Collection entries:
========================================================================
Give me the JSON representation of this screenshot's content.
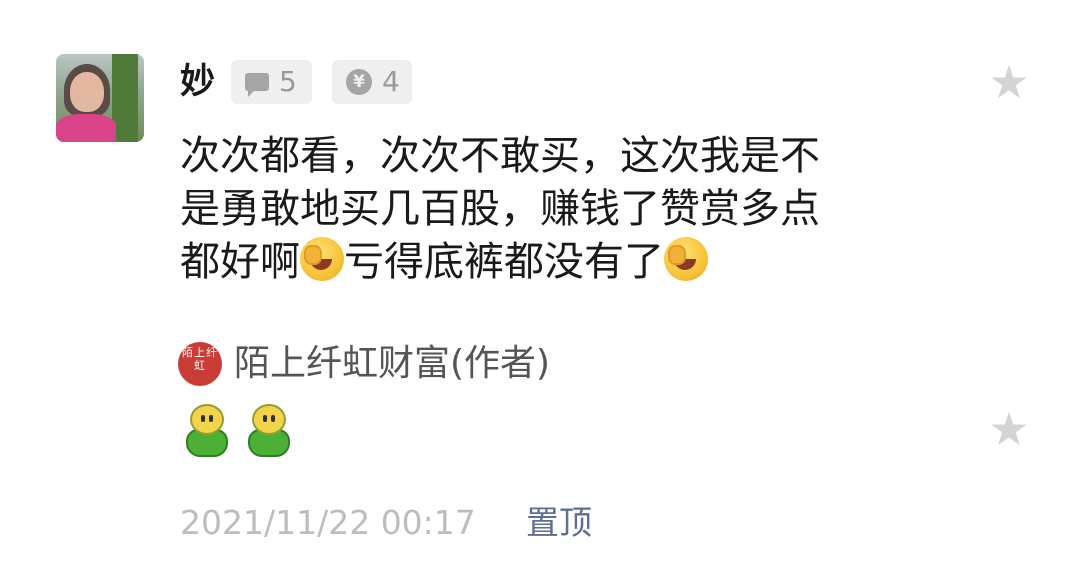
{
  "comment": {
    "author_name": "妙",
    "reply_count": "5",
    "reward_count": "4",
    "text_line1": "次次都看，次次不敢买，这次我是不",
    "text_line2": "是勇敢地买几百股，赚钱了赞赏多点",
    "text_line3a": "都好啊",
    "text_line3b": "亏得底裤都没有了",
    "emoji": "face-with-tears-of-joy",
    "star_icon": "star-icon"
  },
  "reply": {
    "avatar_text": "陌上纤虹",
    "author_name": "陌上纤虹财富(作者)",
    "content_emojis": [
      "green-smiley",
      "green-smiley"
    ]
  },
  "footer": {
    "timestamp": "2021/11/22 00:17",
    "pin_label": "置顶"
  },
  "colors": {
    "badge_bg": "#efefef",
    "muted_text": "#9a9a9a",
    "link_blue": "#5e6f93",
    "star_gray": "#d4d4d4",
    "author_avatar_red": "#c93b35"
  }
}
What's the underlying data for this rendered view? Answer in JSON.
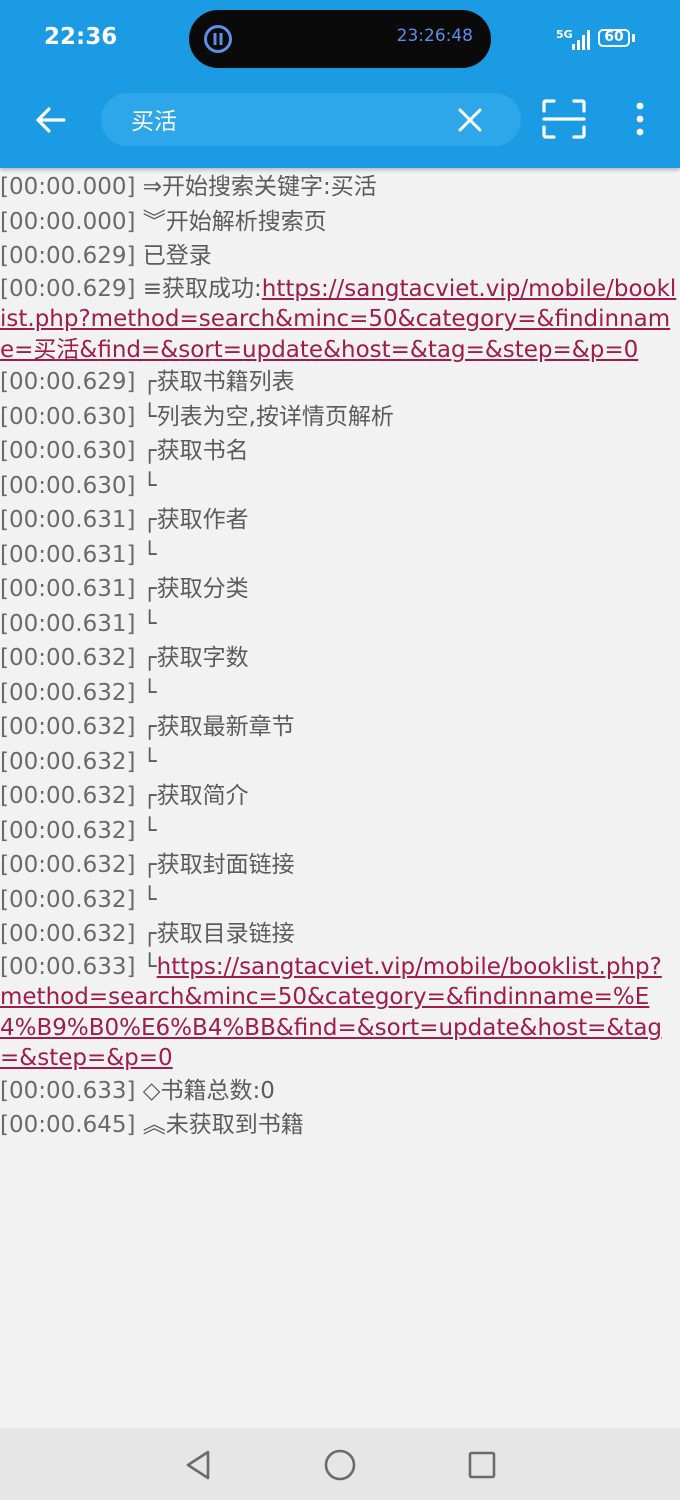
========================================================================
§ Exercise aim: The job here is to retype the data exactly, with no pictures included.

§ Solved exercise:
Give me the JSON representation of this screenshot's content.
{
  "comment": {
    "author_name": "妙",
    "reply_count": "5",
    "reward_count": "4",
    "text_line1": "次次都看，次次不敢买，这次我是不",
    "text_line2": "是勇敢地买几百股，赚钱了赞赏多点",
    "text_line3a": "都好啊",
    "text_line3b": "亏得底裤都没有了",
    "emoji": "face-with-tears-of-joy",
    "star_icon": "star-icon"
  },
  "reply": {
    "avatar_text": "陌上纤虹",
    "author_name": "陌上纤虹财富(作者)",
    "content_emojis": [
      "green-smiley",
      "green-smiley"
    ]
  },
  "footer": {
    "timestamp": "2021/11/22 00:17",
    "pin_label": "置顶"
  },
  "colors": {
    "badge_bg": "#efefef",
    "muted_text": "#9a9a9a",
    "link_blue": "#5e6f93",
    "star_gray": "#d4d4d4",
    "author_avatar_red": "#c93b35"
  }
}
What's the underlying data for this rendered view? Answer in JSON.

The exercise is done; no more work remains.